Our patient presented acutely with chest pain that was treated promptly with cardiac angioplasty, and her condition responded rapidly. Although the symptoms associated with myocardial ischemia resolved within days after treatment, sinus pause unexpectedly developed. The only obvious causes were her myocardial ischemia or the effect of a drug. The ischemia was unlikely as the cause: the right coronary artery was normal on angiography, the percutaneous coronary intervention after ACS was successful, and the clinical symptoms associated with the patient's myocardial ischemia improved. On the other hand, the administered medications usually would not be associated with bradycardia, except for metoprolol. Metoprolol has a well-established role in bradycardia; however, our patient had been taking her current dose for several years without any pauses in her previous ECGs or telemetry reports. Because she was asymptomatic, we had time to identify other possible causes of her persistent sinus pauses without immediately placing a permanent pacemaker. Surprisingly, although metoprolol was discontinued, the patient's sinus pauses persisted. Therefore, we focused on the possibility of a rare side effect of ticagrelor. As we hoped, our patient's abnormal findings on telemetry resolved after she stopped taking ticagrelor. No recurrence was observed, indicating that ticagrelor had caused the abnormal sinus pauses.

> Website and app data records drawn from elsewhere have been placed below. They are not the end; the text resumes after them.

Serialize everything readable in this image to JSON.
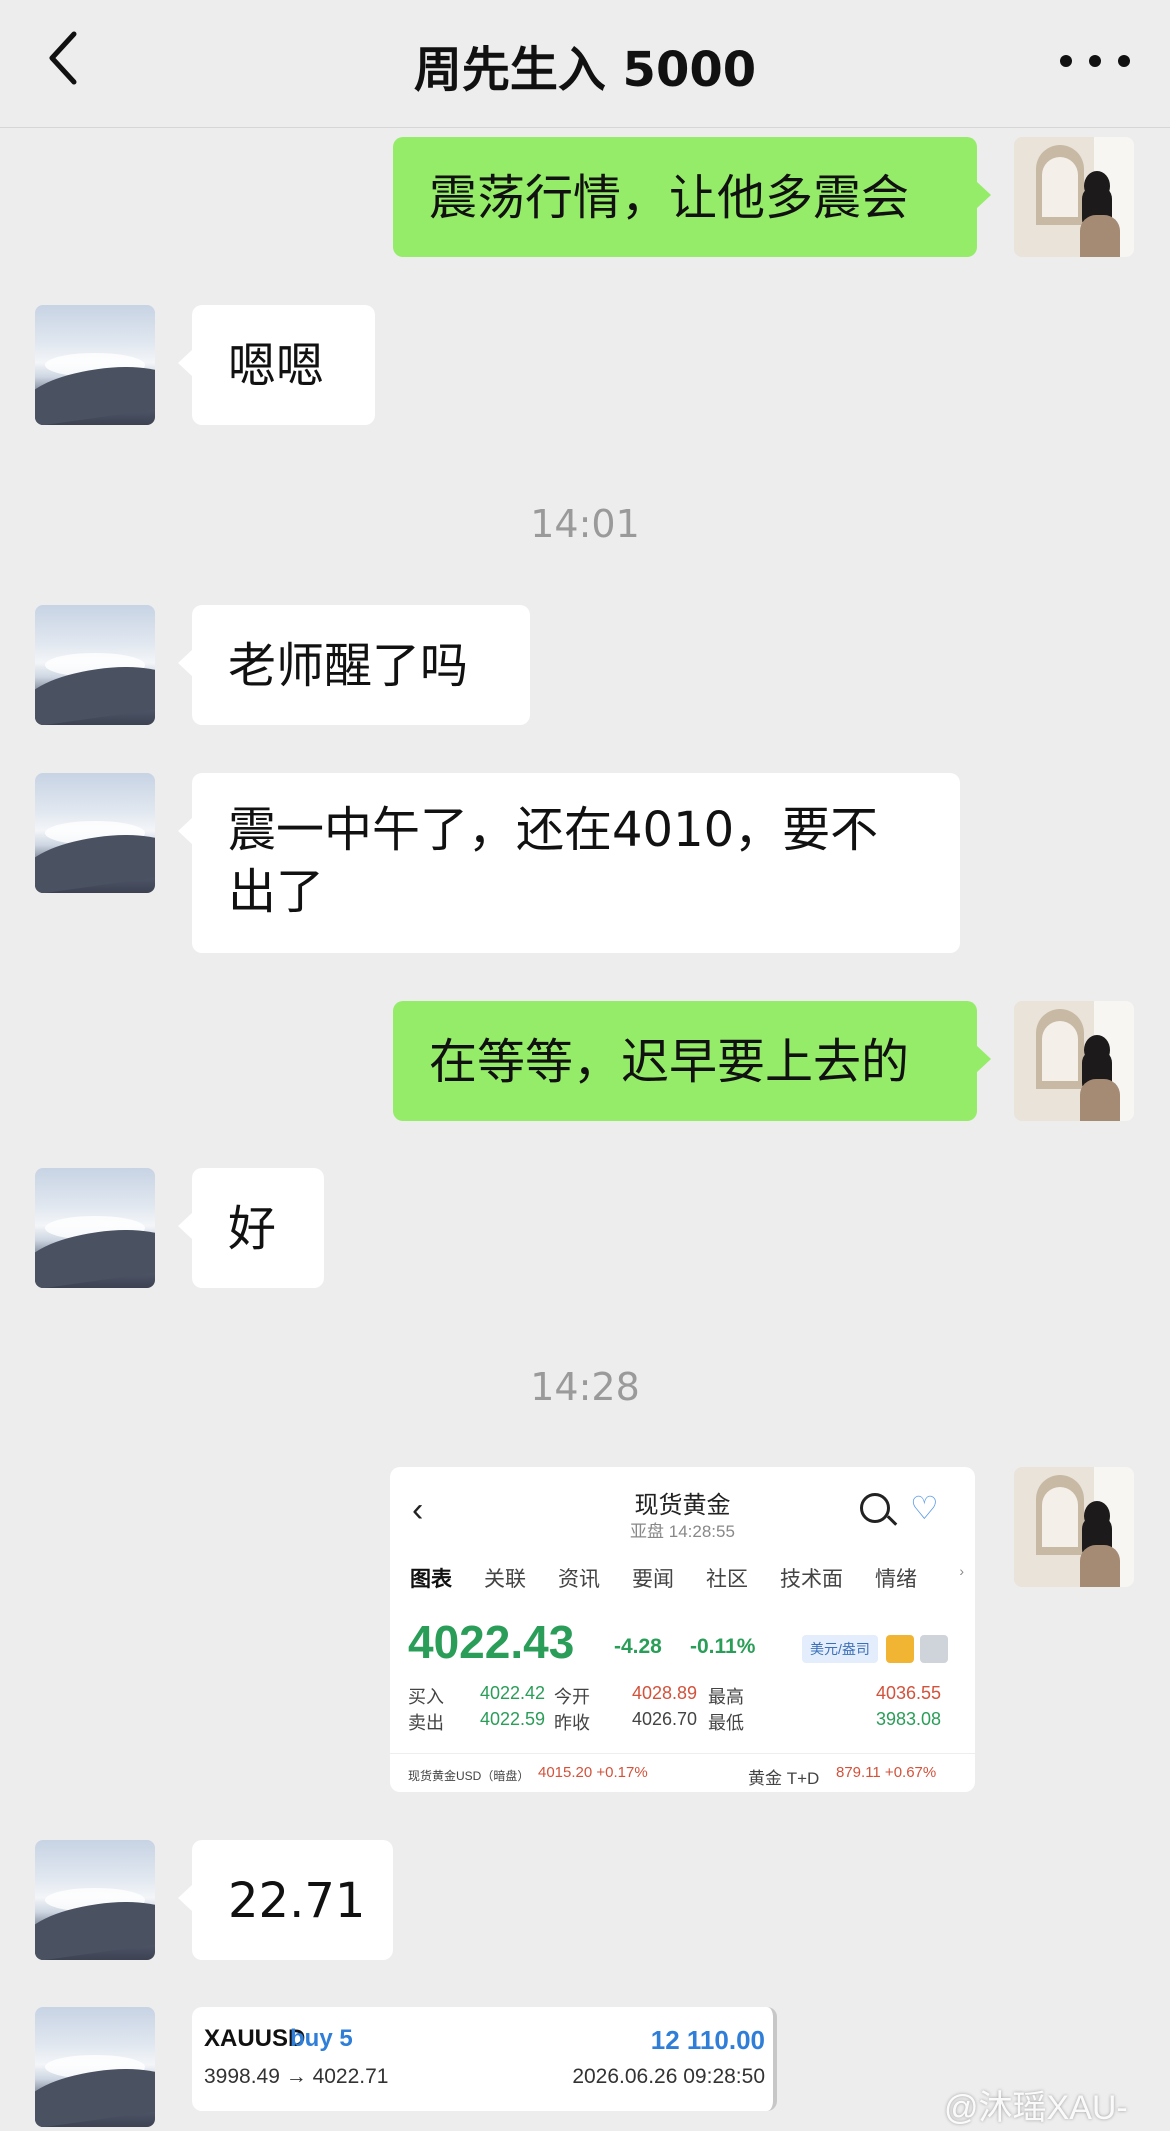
{
  "header": {
    "title": "周先生入 5000"
  },
  "messages": [
    {
      "from": "me",
      "text": "震荡行情，让他多震会"
    },
    {
      "from": "them",
      "text": "嗯嗯"
    },
    {
      "time": "14:01"
    },
    {
      "from": "them",
      "text": "老师醒了吗"
    },
    {
      "from": "them",
      "text_line1": "震一中午了，还在4010，要不",
      "text_line2": "出了"
    },
    {
      "from": "me",
      "text": "在等等，迟早要上去的"
    },
    {
      "from": "them",
      "text": "好"
    },
    {
      "time": "14:28"
    },
    {
      "from": "them",
      "text": "22.71"
    }
  ],
  "quote_screenshot": {
    "back_glyph": "‹",
    "title": "现货黄金",
    "subtitle": "亚盘 14:28:55",
    "heart_glyph": "♡",
    "tabs": [
      "图表",
      "关联",
      "资讯",
      "要闻",
      "社区",
      "技术面",
      "情绪"
    ],
    "tab_arrow": "›",
    "price": "4022.43",
    "change": "-4.28",
    "change_pct": "-0.11%",
    "unit_label": "美元/盎司",
    "row1": {
      "buy_label": "买入",
      "buy": "4022.42",
      "open_label": "今开",
      "open": "4028.89",
      "high_label": "最高",
      "high": "4036.55"
    },
    "row2": {
      "sell_label": "卖出",
      "sell": "4022.59",
      "prev_label": "昨收",
      "prev": "4026.70",
      "low_label": "最低",
      "low": "3983.08"
    },
    "footer": {
      "left_label": "现货黄金USD（暗盘）",
      "left_value": "4015.20 +0.17%",
      "right_label": "黄金 T+D",
      "right_value": "879.11 +0.67%"
    },
    "colors": {
      "up": "#2a9d58",
      "down": "#d2523b"
    }
  },
  "trade_card": {
    "symbol": "XAUUSD",
    "side": "buy 5",
    "pnl": "12 110.00",
    "prices": "3998.49 → 4022.71",
    "date": "2026.06.26 09:28:50"
  },
  "watermark": "@沐瑶XAU-"
}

This report reveals an unusual cause of sinus pauses, suggesting that awareness is needed when medications such as antiplatelet agents are administered after angioplasty, to avoid the unnecessary placement of a permanent pacemaker.
We thank Megan Marquez, MSc, and Hale Z. Toklu, PhD, for their assistance in proofreading the manuscript.
From: Department of Medicine and Graduate Medical Education (Drs. Bray and Ye) and The Cardiac and Vascular Institute (Drs. Jansen, Lee, and Silverstein), North Florida Regional Medical Center, Gainesville, Florida 32605; and College of Medicine (Drs. Bray and Ye), University of Central Florida, Orlando, Florida 32827